The terrorists who committed the 2003 Istanbul attacks were locals, that is, Turks. And when filmmaker Theo van Gogh was murdered in the Netherlands last year, the murderer and his supporters were also part of the Muslim community.
This fanaticism is what feeds terrorism. And this is precisely why Muslims must play an active role in opposing hate sermons and incitement to terrorism and extremism in their mosques.
Arresting and detaining these dangerous people can make sense, at least until a final decision is reached on their deportation. However, such detention must always be subject to time limits and court review.
We feel very honored to have been offered the responsibility to host this great event, Berlin is a wonderful city that is developing at a tremendous rate, and this decision means that we can now prepare to welcome the world's best athletes to a fascinating place.
The vast majority of Muslims living here are peaceful citizens. Unfortunately, however, we also see religious and political fanaticism among Muslim groups in Germany.
This will help us next year with the World Cup. I can imagine a lot of visitors from abroad will be here and asking what happened between 1933 and 1945. A lot of that will come up. I think this will make an important contribution to those discussions.
After Madrid, we intensified our investigative efforts once again, and we are in the process of bringing about expansions in security laws and creating an index file system.
It's a mistake to assume that Islamists always come from the slums. Indeed, many come from affluent families but for some reason just couldn't manage to integrate into Western society, even though they had good opportunities for advancement.
And now when we hear that Iran and Iraq plan to cooperate more closely and that a fundamentalist is coming to power in Tehran a man about whom we cannot be sure that he is absolutely averse to terrorism it is very worrisome.
Incidentally, our railroad facilities are under video surveillance by the federal police. However, the federal and state governments will have to determine whether video surveillance shouldn't be significantly expanded to a certain degree.
We can no longer apply the classic criteria to clearly determine whether and when we should use military force.
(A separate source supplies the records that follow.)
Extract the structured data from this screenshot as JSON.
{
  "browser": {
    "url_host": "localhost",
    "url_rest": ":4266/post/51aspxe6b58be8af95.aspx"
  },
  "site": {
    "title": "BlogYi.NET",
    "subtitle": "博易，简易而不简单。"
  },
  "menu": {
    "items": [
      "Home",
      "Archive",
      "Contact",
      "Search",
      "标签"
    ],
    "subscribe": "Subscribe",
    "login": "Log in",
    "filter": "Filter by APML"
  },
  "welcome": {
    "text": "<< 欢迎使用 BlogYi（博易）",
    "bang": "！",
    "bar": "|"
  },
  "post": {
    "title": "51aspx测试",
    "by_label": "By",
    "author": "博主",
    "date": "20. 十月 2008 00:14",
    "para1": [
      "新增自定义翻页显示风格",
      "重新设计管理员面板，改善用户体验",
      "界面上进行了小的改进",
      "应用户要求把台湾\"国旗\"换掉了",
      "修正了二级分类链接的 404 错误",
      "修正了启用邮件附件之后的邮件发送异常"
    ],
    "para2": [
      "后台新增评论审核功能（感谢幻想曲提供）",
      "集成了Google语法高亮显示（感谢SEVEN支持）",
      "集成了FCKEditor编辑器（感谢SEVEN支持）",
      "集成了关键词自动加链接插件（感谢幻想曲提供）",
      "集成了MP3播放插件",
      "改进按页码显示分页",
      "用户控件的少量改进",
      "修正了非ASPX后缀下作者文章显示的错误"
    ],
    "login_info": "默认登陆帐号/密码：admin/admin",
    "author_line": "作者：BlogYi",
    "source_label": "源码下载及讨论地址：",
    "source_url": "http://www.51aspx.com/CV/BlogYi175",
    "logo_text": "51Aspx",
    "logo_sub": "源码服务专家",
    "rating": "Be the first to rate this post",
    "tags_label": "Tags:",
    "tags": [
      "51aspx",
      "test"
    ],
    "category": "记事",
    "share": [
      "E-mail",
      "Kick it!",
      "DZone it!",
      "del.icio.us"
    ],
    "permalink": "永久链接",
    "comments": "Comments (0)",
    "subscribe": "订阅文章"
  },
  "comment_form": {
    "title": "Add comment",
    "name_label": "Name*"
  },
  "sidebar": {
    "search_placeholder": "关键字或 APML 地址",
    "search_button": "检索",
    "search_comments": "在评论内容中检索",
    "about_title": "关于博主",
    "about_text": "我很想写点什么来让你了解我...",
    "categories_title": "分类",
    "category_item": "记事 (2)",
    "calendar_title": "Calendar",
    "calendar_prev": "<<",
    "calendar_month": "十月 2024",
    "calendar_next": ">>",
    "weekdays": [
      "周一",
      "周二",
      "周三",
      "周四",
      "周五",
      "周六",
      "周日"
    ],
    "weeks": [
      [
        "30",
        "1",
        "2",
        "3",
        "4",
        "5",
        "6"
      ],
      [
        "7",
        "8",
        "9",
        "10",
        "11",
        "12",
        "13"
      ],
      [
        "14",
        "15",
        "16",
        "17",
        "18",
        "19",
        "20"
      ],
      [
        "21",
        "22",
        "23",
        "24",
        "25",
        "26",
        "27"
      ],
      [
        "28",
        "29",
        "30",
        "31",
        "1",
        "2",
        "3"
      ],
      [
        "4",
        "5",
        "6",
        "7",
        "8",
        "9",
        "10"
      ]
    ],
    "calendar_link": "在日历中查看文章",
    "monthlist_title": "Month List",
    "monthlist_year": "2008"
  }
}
We are waging war in Afghanistan, for example, but it's an asymmetrical war where the enemies are criminals instead of soldiers.
On the other hand, all kinds of adventurous schemes to add security checkpoints to subway and bus systems have been circulating since the London attacks. This is nonsense. No one can guaranty 100 percent security.
Freedom of the press is not questioned when investigative journalism unearths scandals, But that does not mean that every classified state document should be made available to journalists.
The military has been tremendously important in the past during catastrophes and in protecting the population. But it shouldn't become an auxiliary police force.
It is a warning to all those who may think about becoming involved with a terrorist network, people who are willing to destroy their own lives are hard to deter.